**Exercise goal**
Would you repeat the whole listing exactly, pictures excluded?

**Supplied entries**

┄┄┄┄┄┄┄┄┄┄

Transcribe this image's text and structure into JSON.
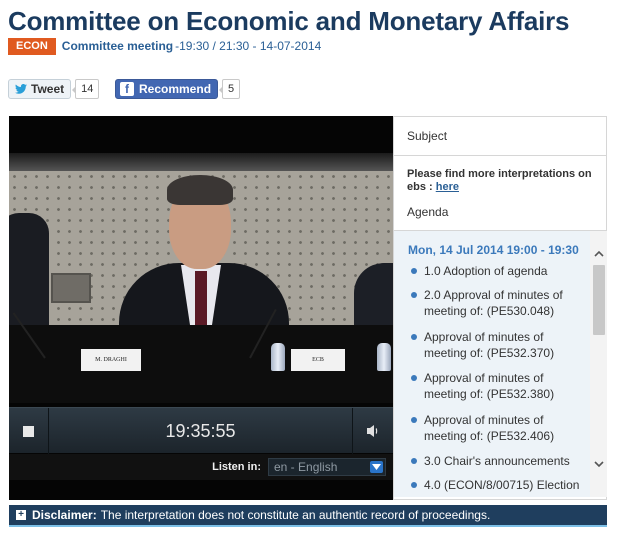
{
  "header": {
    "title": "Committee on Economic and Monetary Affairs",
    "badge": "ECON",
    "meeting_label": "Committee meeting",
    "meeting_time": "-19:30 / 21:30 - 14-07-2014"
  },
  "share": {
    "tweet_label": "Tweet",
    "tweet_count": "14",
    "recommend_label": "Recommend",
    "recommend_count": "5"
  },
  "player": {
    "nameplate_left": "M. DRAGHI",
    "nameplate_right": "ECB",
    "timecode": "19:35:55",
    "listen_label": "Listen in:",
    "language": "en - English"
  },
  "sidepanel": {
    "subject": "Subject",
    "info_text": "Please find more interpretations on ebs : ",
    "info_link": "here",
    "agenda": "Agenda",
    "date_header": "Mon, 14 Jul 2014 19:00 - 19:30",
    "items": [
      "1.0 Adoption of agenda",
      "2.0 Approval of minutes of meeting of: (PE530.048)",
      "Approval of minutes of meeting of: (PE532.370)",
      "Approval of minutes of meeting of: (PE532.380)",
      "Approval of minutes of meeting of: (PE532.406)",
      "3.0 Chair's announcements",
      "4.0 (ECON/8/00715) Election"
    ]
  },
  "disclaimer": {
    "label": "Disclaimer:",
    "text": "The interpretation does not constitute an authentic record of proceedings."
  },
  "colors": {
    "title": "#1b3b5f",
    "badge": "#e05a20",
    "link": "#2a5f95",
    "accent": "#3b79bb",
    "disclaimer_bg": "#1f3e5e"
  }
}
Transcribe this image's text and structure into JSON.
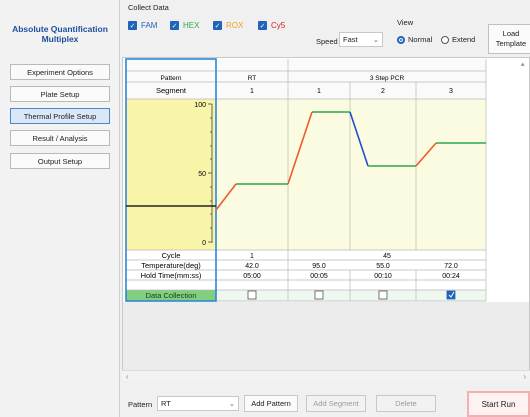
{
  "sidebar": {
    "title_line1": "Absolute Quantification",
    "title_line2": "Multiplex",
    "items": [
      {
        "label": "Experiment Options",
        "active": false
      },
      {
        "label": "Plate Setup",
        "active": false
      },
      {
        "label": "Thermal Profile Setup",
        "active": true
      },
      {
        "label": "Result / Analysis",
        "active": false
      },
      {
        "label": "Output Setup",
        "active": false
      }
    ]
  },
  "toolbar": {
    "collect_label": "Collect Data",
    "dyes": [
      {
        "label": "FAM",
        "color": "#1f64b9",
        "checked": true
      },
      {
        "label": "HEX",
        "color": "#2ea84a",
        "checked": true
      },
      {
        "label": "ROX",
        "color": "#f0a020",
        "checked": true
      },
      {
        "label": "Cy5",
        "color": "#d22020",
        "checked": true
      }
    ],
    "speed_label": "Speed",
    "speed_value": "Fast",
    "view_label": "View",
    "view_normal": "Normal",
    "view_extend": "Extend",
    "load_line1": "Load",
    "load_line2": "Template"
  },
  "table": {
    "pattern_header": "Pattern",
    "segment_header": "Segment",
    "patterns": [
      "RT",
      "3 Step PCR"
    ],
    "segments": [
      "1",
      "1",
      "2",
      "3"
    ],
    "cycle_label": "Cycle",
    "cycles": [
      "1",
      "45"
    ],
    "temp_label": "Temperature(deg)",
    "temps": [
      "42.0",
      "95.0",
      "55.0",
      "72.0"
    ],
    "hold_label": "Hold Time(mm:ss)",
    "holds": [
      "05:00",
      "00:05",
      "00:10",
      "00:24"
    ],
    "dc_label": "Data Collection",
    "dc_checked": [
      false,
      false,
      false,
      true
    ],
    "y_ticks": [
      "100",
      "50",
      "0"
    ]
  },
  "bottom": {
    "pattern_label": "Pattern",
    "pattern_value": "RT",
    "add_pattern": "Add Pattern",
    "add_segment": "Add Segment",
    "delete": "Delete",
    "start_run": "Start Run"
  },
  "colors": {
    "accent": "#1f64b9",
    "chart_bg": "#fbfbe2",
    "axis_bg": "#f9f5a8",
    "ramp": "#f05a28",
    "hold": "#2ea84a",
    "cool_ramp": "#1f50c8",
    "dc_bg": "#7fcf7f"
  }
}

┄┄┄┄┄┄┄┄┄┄

**Your solution**
Transcribe this image's text and structure into JSON.
{
  "header": {
    "title": "Committee on Economic and Monetary Affairs",
    "badge": "ECON",
    "meeting_label": "Committee meeting",
    "meeting_time": "-19:30 / 21:30 - 14-07-2014"
  },
  "share": {
    "tweet_label": "Tweet",
    "tweet_count": "14",
    "recommend_label": "Recommend",
    "recommend_count": "5"
  },
  "player": {
    "nameplate_left": "M. DRAGHI",
    "nameplate_right": "ECB",
    "timecode": "19:35:55",
    "listen_label": "Listen in:",
    "language": "en - English"
  },
  "sidepanel": {
    "subject": "Subject",
    "info_text": "Please find more interpretations on ebs : ",
    "info_link": "here",
    "agenda": "Agenda",
    "date_header": "Mon, 14 Jul 2014 19:00 - 19:30",
    "items": [
      "1.0 Adoption of agenda",
      "2.0 Approval of minutes of meeting of: (PE530.048)",
      "Approval of minutes of meeting of: (PE532.370)",
      "Approval of minutes of meeting of: (PE532.380)",
      "Approval of minutes of meeting of: (PE532.406)",
      "3.0 Chair's announcements",
      "4.0 (ECON/8/00715) Election"
    ]
  },
  "disclaimer": {
    "label": "Disclaimer:",
    "text": "The interpretation does not constitute an authentic record of proceedings."
  },
  "colors": {
    "title": "#1b3b5f",
    "badge": "#e05a20",
    "link": "#2a5f95",
    "accent": "#3b79bb",
    "disclaimer_bg": "#1f3e5e"
  }
}
Transcribe this image's text and structure into JSON.
{
  "sidebar": {
    "title_line1": "Absolute Quantification",
    "title_line2": "Multiplex",
    "items": [
      {
        "label": "Experiment Options",
        "active": false
      },
      {
        "label": "Plate Setup",
        "active": false
      },
      {
        "label": "Thermal Profile Setup",
        "active": true
      },
      {
        "label": "Result / Analysis",
        "active": false
      },
      {
        "label": "Output Setup",
        "active": false
      }
    ]
  },
  "toolbar": {
    "collect_label": "Collect Data",
    "dyes": [
      {
        "label": "FAM",
        "color": "#1f64b9",
        "checked": true
      },
      {
        "label": "HEX",
        "color": "#2ea84a",
        "checked": true
      },
      {
        "label": "ROX",
        "color": "#f0a020",
        "checked": true
      },
      {
        "label": "Cy5",
        "color": "#d22020",
        "checked": true
      }
    ],
    "speed_label": "Speed",
    "speed_value": "Fast",
    "view_label": "View",
    "view_normal": "Normal",
    "view_extend": "Extend",
    "load_line1": "Load",
    "load_line2": "Template"
  },
  "table": {
    "pattern_header": "Pattern",
    "segment_header": "Segment",
    "patterns": [
      "RT",
      "3 Step PCR"
    ],
    "segments": [
      "1",
      "1",
      "2",
      "3"
    ],
    "cycle_label": "Cycle",
    "cycles": [
      "1",
      "45"
    ],
    "temp_label": "Temperature(deg)",
    "temps": [
      "42.0",
      "95.0",
      "55.0",
      "72.0"
    ],
    "hold_label": "Hold Time(mm:ss)",
    "holds": [
      "05:00",
      "00:05",
      "00:10",
      "00:24"
    ],
    "dc_label": "Data Collection",
    "dc_checked": [
      false,
      false,
      false,
      true
    ],
    "y_ticks": [
      "100",
      "50",
      "0"
    ]
  },
  "bottom": {
    "pattern_label": "Pattern",
    "pattern_value": "RT",
    "add_pattern": "Add Pattern",
    "add_segment": "Add Segment",
    "delete": "Delete",
    "start_run": "Start Run"
  },
  "colors": {
    "accent": "#1f64b9",
    "chart_bg": "#fbfbe2",
    "axis_bg": "#f9f5a8",
    "ramp": "#f05a28",
    "hold": "#2ea84a",
    "cool_ramp": "#1f50c8",
    "dc_bg": "#7fcf7f"
  }
}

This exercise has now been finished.